Exercise aim - Reproduce all of the entries below exactly, without images.

Records supplied -
──────

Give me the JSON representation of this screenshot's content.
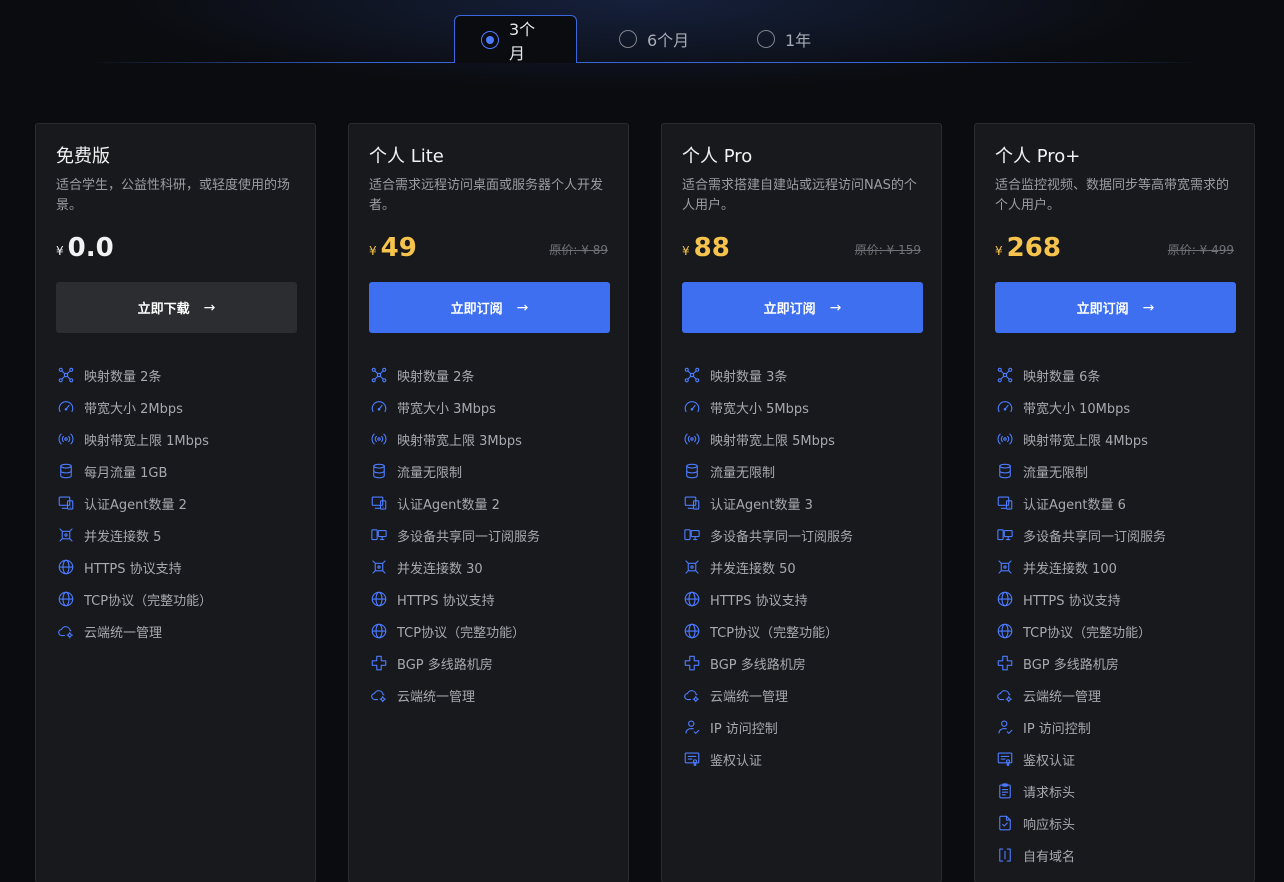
{
  "theme": {
    "accent": "#3d6ff0",
    "price_color": "#f6c44c"
  },
  "tabs": [
    {
      "label": "3个月",
      "selected": true
    },
    {
      "label": "6个月",
      "selected": false
    },
    {
      "label": "1年",
      "selected": false
    }
  ],
  "plans": [
    {
      "title": "免费版",
      "desc": "适合学生，公益性科研，或轻度使用的场景。",
      "currency": "¥",
      "price": "0.0",
      "original": "",
      "cta": "立即下载",
      "cta_style": "secondary",
      "features": [
        {
          "icon": "mapping-icon",
          "text": "映射数量 2条"
        },
        {
          "icon": "speedometer-icon",
          "text": "带宽大小 2Mbps"
        },
        {
          "icon": "broadcast-icon",
          "text": "映射带宽上限 1Mbps"
        },
        {
          "icon": "database-icon",
          "text": "每月流量 1GB"
        },
        {
          "icon": "devices-icon",
          "text": "认证Agent数量 2"
        },
        {
          "icon": "connection-icon",
          "text": "并发连接数 5"
        },
        {
          "icon": "globe-icon",
          "text": "HTTPS 协议支持"
        },
        {
          "icon": "globe-icon",
          "text": "TCP协议（完整功能）"
        },
        {
          "icon": "cloud-gear-icon",
          "text": "云端统一管理"
        }
      ]
    },
    {
      "title": "个人 Lite",
      "desc": "适合需求远程访问桌面或服务器个人开发者。",
      "currency": "¥",
      "price": "49",
      "original": "原价: ¥ 89",
      "cta": "立即订阅",
      "cta_style": "primary",
      "features": [
        {
          "icon": "mapping-icon",
          "text": "映射数量 2条"
        },
        {
          "icon": "speedometer-icon",
          "text": "带宽大小 3Mbps"
        },
        {
          "icon": "broadcast-icon",
          "text": "映射带宽上限 3Mbps"
        },
        {
          "icon": "database-icon",
          "text": "流量无限制"
        },
        {
          "icon": "devices-icon",
          "text": "认证Agent数量 2"
        },
        {
          "icon": "multi-device-icon",
          "text": "多设备共享同一订阅服务"
        },
        {
          "icon": "connection-icon",
          "text": "并发连接数 30"
        },
        {
          "icon": "globe-icon",
          "text": "HTTPS 协议支持"
        },
        {
          "icon": "globe-icon",
          "text": "TCP协议（完整功能）"
        },
        {
          "icon": "network-icon",
          "text": "BGP 多线路机房"
        },
        {
          "icon": "cloud-gear-icon",
          "text": "云端统一管理"
        }
      ]
    },
    {
      "title": "个人 Pro",
      "desc": "适合需求搭建自建站或远程访问NAS的个人用户。",
      "currency": "¥",
      "price": "88",
      "original": "原价: ¥ 159",
      "cta": "立即订阅",
      "cta_style": "primary",
      "features": [
        {
          "icon": "mapping-icon",
          "text": "映射数量 3条"
        },
        {
          "icon": "speedometer-icon",
          "text": "带宽大小 5Mbps"
        },
        {
          "icon": "broadcast-icon",
          "text": "映射带宽上限 5Mbps"
        },
        {
          "icon": "database-icon",
          "text": "流量无限制"
        },
        {
          "icon": "devices-icon",
          "text": "认证Agent数量 3"
        },
        {
          "icon": "multi-device-icon",
          "text": "多设备共享同一订阅服务"
        },
        {
          "icon": "connection-icon",
          "text": "并发连接数 50"
        },
        {
          "icon": "globe-icon",
          "text": "HTTPS 协议支持"
        },
        {
          "icon": "globe-icon",
          "text": "TCP协议（完整功能）"
        },
        {
          "icon": "network-icon",
          "text": "BGP 多线路机房"
        },
        {
          "icon": "cloud-gear-icon",
          "text": "云端统一管理"
        },
        {
          "icon": "user-check-icon",
          "text": "IP 访问控制"
        },
        {
          "icon": "certificate-icon",
          "text": "鉴权认证"
        }
      ]
    },
    {
      "title": "个人 Pro+",
      "desc": "适合监控视频、数据同步等高带宽需求的个人用户。",
      "currency": "¥",
      "price": "268",
      "original": "原价: ¥ 499",
      "cta": "立即订阅",
      "cta_style": "primary",
      "features": [
        {
          "icon": "mapping-icon",
          "text": "映射数量 6条"
        },
        {
          "icon": "speedometer-icon",
          "text": "带宽大小 10Mbps"
        },
        {
          "icon": "broadcast-icon",
          "text": "映射带宽上限 4Mbps"
        },
        {
          "icon": "database-icon",
          "text": "流量无限制"
        },
        {
          "icon": "devices-icon",
          "text": "认证Agent数量 6"
        },
        {
          "icon": "multi-device-icon",
          "text": "多设备共享同一订阅服务"
        },
        {
          "icon": "connection-icon",
          "text": "并发连接数 100"
        },
        {
          "icon": "globe-icon",
          "text": "HTTPS 协议支持"
        },
        {
          "icon": "globe-icon",
          "text": "TCP协议（完整功能）"
        },
        {
          "icon": "network-icon",
          "text": "BGP 多线路机房"
        },
        {
          "icon": "cloud-gear-icon",
          "text": "云端统一管理"
        },
        {
          "icon": "user-check-icon",
          "text": "IP 访问控制"
        },
        {
          "icon": "certificate-icon",
          "text": "鉴权认证"
        },
        {
          "icon": "clipboard-icon",
          "text": "请求标头"
        },
        {
          "icon": "file-check-icon",
          "text": "响应标头"
        },
        {
          "icon": "domain-icon",
          "text": "自有域名"
        }
      ]
    }
  ]
}
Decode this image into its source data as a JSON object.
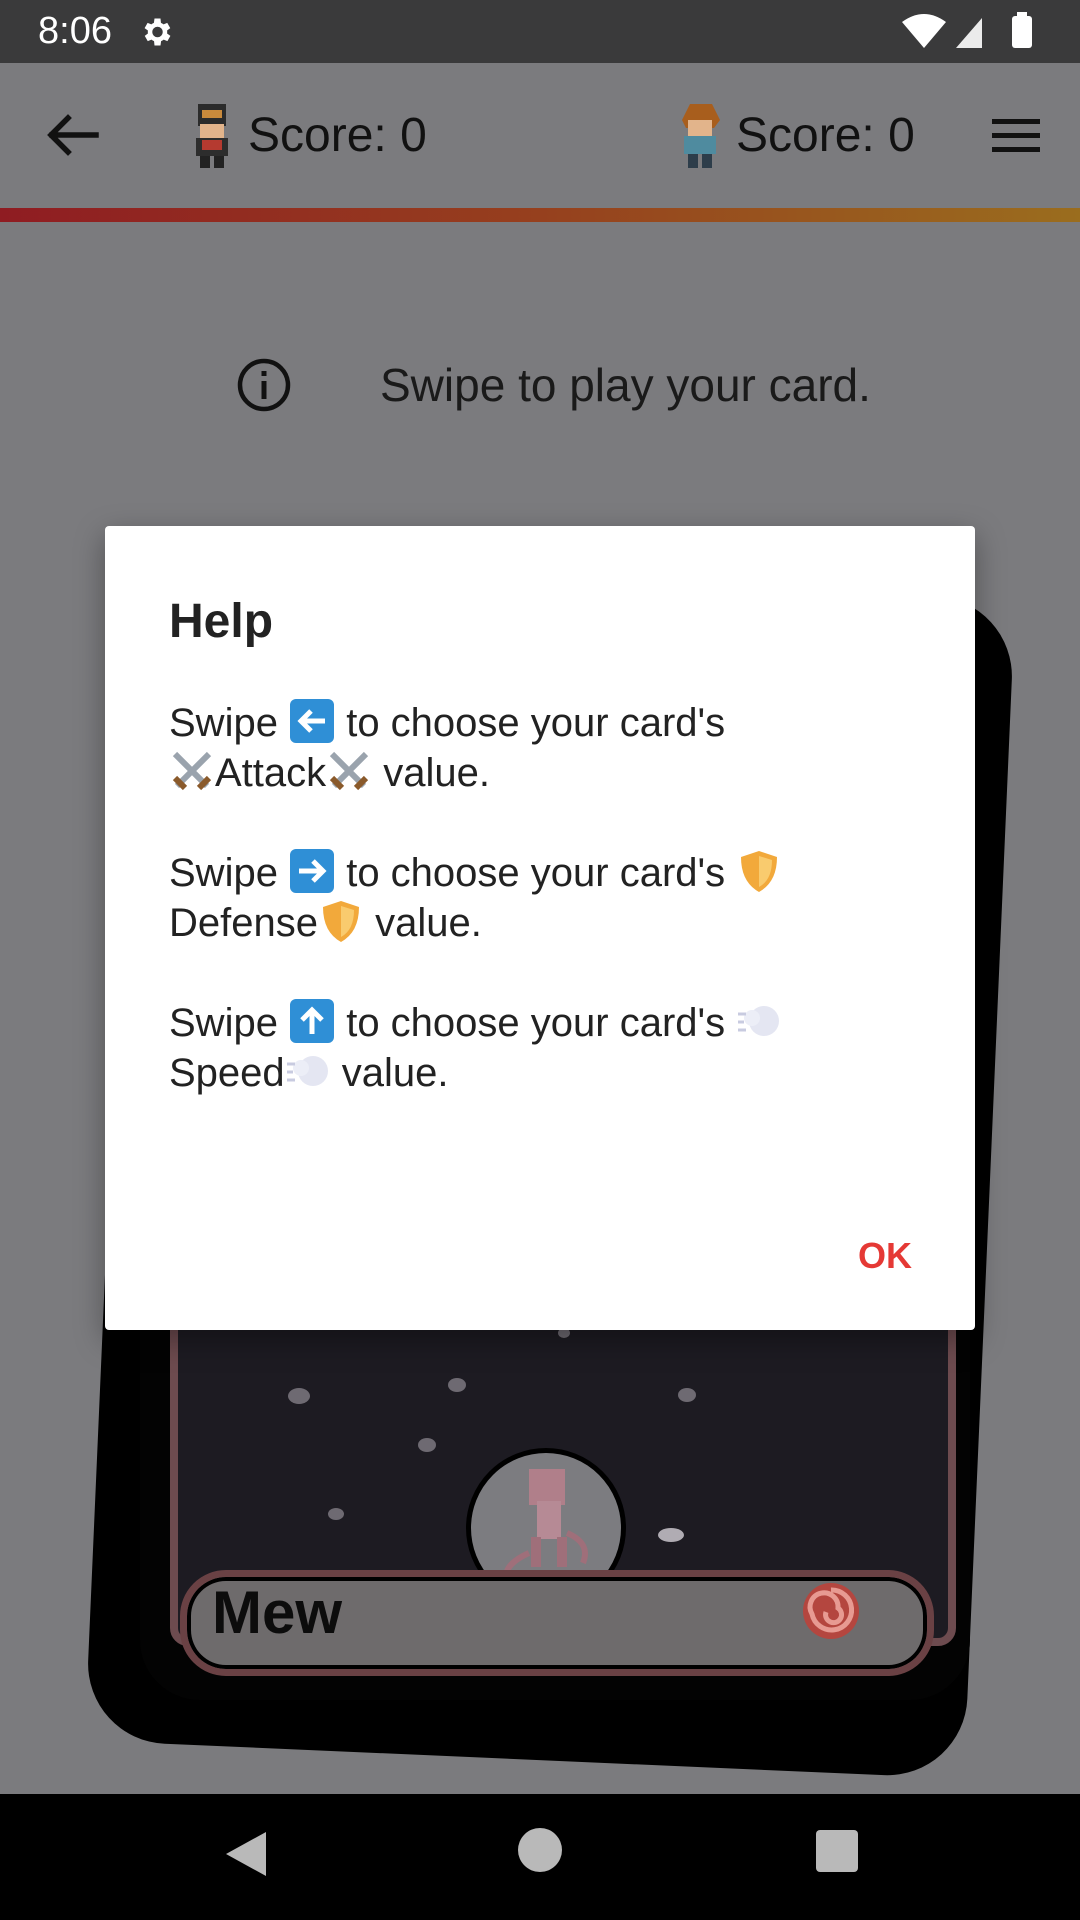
{
  "status_bar": {
    "time": "8:06"
  },
  "header": {
    "player1_score": "Score: 0",
    "player2_score": "Score: 0"
  },
  "hint": {
    "text": "Swipe to play your card."
  },
  "card": {
    "name": "Mew"
  },
  "dialog": {
    "title": "Help",
    "attack": {
      "pre": "Swipe",
      "mid": "to choose your card's",
      "label": "Attack",
      "post": "value."
    },
    "defense": {
      "pre": "Swipe",
      "mid": "to choose your card's",
      "label": "Defense",
      "post": "value."
    },
    "speed": {
      "pre": "Swipe",
      "mid": "to choose your card's",
      "label": "Speed",
      "post": "value."
    },
    "ok_label": "OK"
  },
  "colors": {
    "accent_ok": "#e53935",
    "stripe_start": "#8f1c22",
    "stripe_end": "#9a6d1e",
    "scrim": "#7b7b7e"
  },
  "icons": [
    "gear-icon",
    "wifi-icon",
    "signal-icon",
    "battery-icon",
    "back-arrow-icon",
    "menu-icon",
    "info-icon",
    "arrow-left-emoji",
    "arrow-right-emoji",
    "arrow-up-emoji",
    "swords-emoji",
    "shield-emoji",
    "dash-emoji",
    "psychic-type-icon"
  ]
}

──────

Response for this exercise -
Give me the JSON representation of this screenshot's content.
{
  "theme": {
    "accent": "#3d6ff0",
    "price_color": "#f6c44c"
  },
  "tabs": [
    {
      "label": "3个月",
      "selected": true
    },
    {
      "label": "6个月",
      "selected": false
    },
    {
      "label": "1年",
      "selected": false
    }
  ],
  "plans": [
    {
      "title": "免费版",
      "desc": "适合学生，公益性科研，或轻度使用的场景。",
      "currency": "¥",
      "price": "0.0",
      "original": "",
      "cta": "立即下载",
      "cta_style": "secondary",
      "features": [
        {
          "icon": "mapping-icon",
          "text": "映射数量 2条"
        },
        {
          "icon": "speedometer-icon",
          "text": "带宽大小 2Mbps"
        },
        {
          "icon": "broadcast-icon",
          "text": "映射带宽上限 1Mbps"
        },
        {
          "icon": "database-icon",
          "text": "每月流量 1GB"
        },
        {
          "icon": "devices-icon",
          "text": "认证Agent数量 2"
        },
        {
          "icon": "connection-icon",
          "text": "并发连接数 5"
        },
        {
          "icon": "globe-icon",
          "text": "HTTPS 协议支持"
        },
        {
          "icon": "globe-icon",
          "text": "TCP协议（完整功能）"
        },
        {
          "icon": "cloud-gear-icon",
          "text": "云端统一管理"
        }
      ]
    },
    {
      "title": "个人 Lite",
      "desc": "适合需求远程访问桌面或服务器个人开发者。",
      "currency": "¥",
      "price": "49",
      "original": "原价: ¥ 89",
      "cta": "立即订阅",
      "cta_style": "primary",
      "features": [
        {
          "icon": "mapping-icon",
          "text": "映射数量 2条"
        },
        {
          "icon": "speedometer-icon",
          "text": "带宽大小 3Mbps"
        },
        {
          "icon": "broadcast-icon",
          "text": "映射带宽上限 3Mbps"
        },
        {
          "icon": "database-icon",
          "text": "流量无限制"
        },
        {
          "icon": "devices-icon",
          "text": "认证Agent数量 2"
        },
        {
          "icon": "multi-device-icon",
          "text": "多设备共享同一订阅服务"
        },
        {
          "icon": "connection-icon",
          "text": "并发连接数 30"
        },
        {
          "icon": "globe-icon",
          "text": "HTTPS 协议支持"
        },
        {
          "icon": "globe-icon",
          "text": "TCP协议（完整功能）"
        },
        {
          "icon": "network-icon",
          "text": "BGP 多线路机房"
        },
        {
          "icon": "cloud-gear-icon",
          "text": "云端统一管理"
        }
      ]
    },
    {
      "title": "个人 Pro",
      "desc": "适合需求搭建自建站或远程访问NAS的个人用户。",
      "currency": "¥",
      "price": "88",
      "original": "原价: ¥ 159",
      "cta": "立即订阅",
      "cta_style": "primary",
      "features": [
        {
          "icon": "mapping-icon",
          "text": "映射数量 3条"
        },
        {
          "icon": "speedometer-icon",
          "text": "带宽大小 5Mbps"
        },
        {
          "icon": "broadcast-icon",
          "text": "映射带宽上限 5Mbps"
        },
        {
          "icon": "database-icon",
          "text": "流量无限制"
        },
        {
          "icon": "devices-icon",
          "text": "认证Agent数量 3"
        },
        {
          "icon": "multi-device-icon",
          "text": "多设备共享同一订阅服务"
        },
        {
          "icon": "connection-icon",
          "text": "并发连接数 50"
        },
        {
          "icon": "globe-icon",
          "text": "HTTPS 协议支持"
        },
        {
          "icon": "globe-icon",
          "text": "TCP协议（完整功能）"
        },
        {
          "icon": "network-icon",
          "text": "BGP 多线路机房"
        },
        {
          "icon": "cloud-gear-icon",
          "text": "云端统一管理"
        },
        {
          "icon": "user-check-icon",
          "text": "IP 访问控制"
        },
        {
          "icon": "certificate-icon",
          "text": "鉴权认证"
        }
      ]
    },
    {
      "title": "个人 Pro+",
      "desc": "适合监控视频、数据同步等高带宽需求的个人用户。",
      "currency": "¥",
      "price": "268",
      "original": "原价: ¥ 499",
      "cta": "立即订阅",
      "cta_style": "primary",
      "features": [
        {
          "icon": "mapping-icon",
          "text": "映射数量 6条"
        },
        {
          "icon": "speedometer-icon",
          "text": "带宽大小 10Mbps"
        },
        {
          "icon": "broadcast-icon",
          "text": "映射带宽上限 4Mbps"
        },
        {
          "icon": "database-icon",
          "text": "流量无限制"
        },
        {
          "icon": "devices-icon",
          "text": "认证Agent数量 6"
        },
        {
          "icon": "multi-device-icon",
          "text": "多设备共享同一订阅服务"
        },
        {
          "icon": "connection-icon",
          "text": "并发连接数 100"
        },
        {
          "icon": "globe-icon",
          "text": "HTTPS 协议支持"
        },
        {
          "icon": "globe-icon",
          "text": "TCP协议（完整功能）"
        },
        {
          "icon": "network-icon",
          "text": "BGP 多线路机房"
        },
        {
          "icon": "cloud-gear-icon",
          "text": "云端统一管理"
        },
        {
          "icon": "user-check-icon",
          "text": "IP 访问控制"
        },
        {
          "icon": "certificate-icon",
          "text": "鉴权认证"
        },
        {
          "icon": "clipboard-icon",
          "text": "请求标头"
        },
        {
          "icon": "file-check-icon",
          "text": "响应标头"
        },
        {
          "icon": "domain-icon",
          "text": "自有域名"
        }
      ]
    }
  ]
}
Decode this image into its source data as a JSON object.
{
  "status_bar": {
    "time": "8:06"
  },
  "header": {
    "player1_score": "Score: 0",
    "player2_score": "Score: 0"
  },
  "hint": {
    "text": "Swipe to play your card."
  },
  "card": {
    "name": "Mew"
  },
  "dialog": {
    "title": "Help",
    "attack": {
      "pre": "Swipe",
      "mid": "to choose your card's",
      "label": "Attack",
      "post": "value."
    },
    "defense": {
      "pre": "Swipe",
      "mid": "to choose your card's",
      "label": "Defense",
      "post": "value."
    },
    "speed": {
      "pre": "Swipe",
      "mid": "to choose your card's",
      "label": "Speed",
      "post": "value."
    },
    "ok_label": "OK"
  },
  "colors": {
    "accent_ok": "#e53935",
    "stripe_start": "#8f1c22",
    "stripe_end": "#9a6d1e",
    "scrim": "#7b7b7e"
  },
  "icons": [
    "gear-icon",
    "wifi-icon",
    "signal-icon",
    "battery-icon",
    "back-arrow-icon",
    "menu-icon",
    "info-icon",
    "arrow-left-emoji",
    "arrow-right-emoji",
    "arrow-up-emoji",
    "swords-emoji",
    "shield-emoji",
    "dash-emoji",
    "psychic-type-icon"
  ]
}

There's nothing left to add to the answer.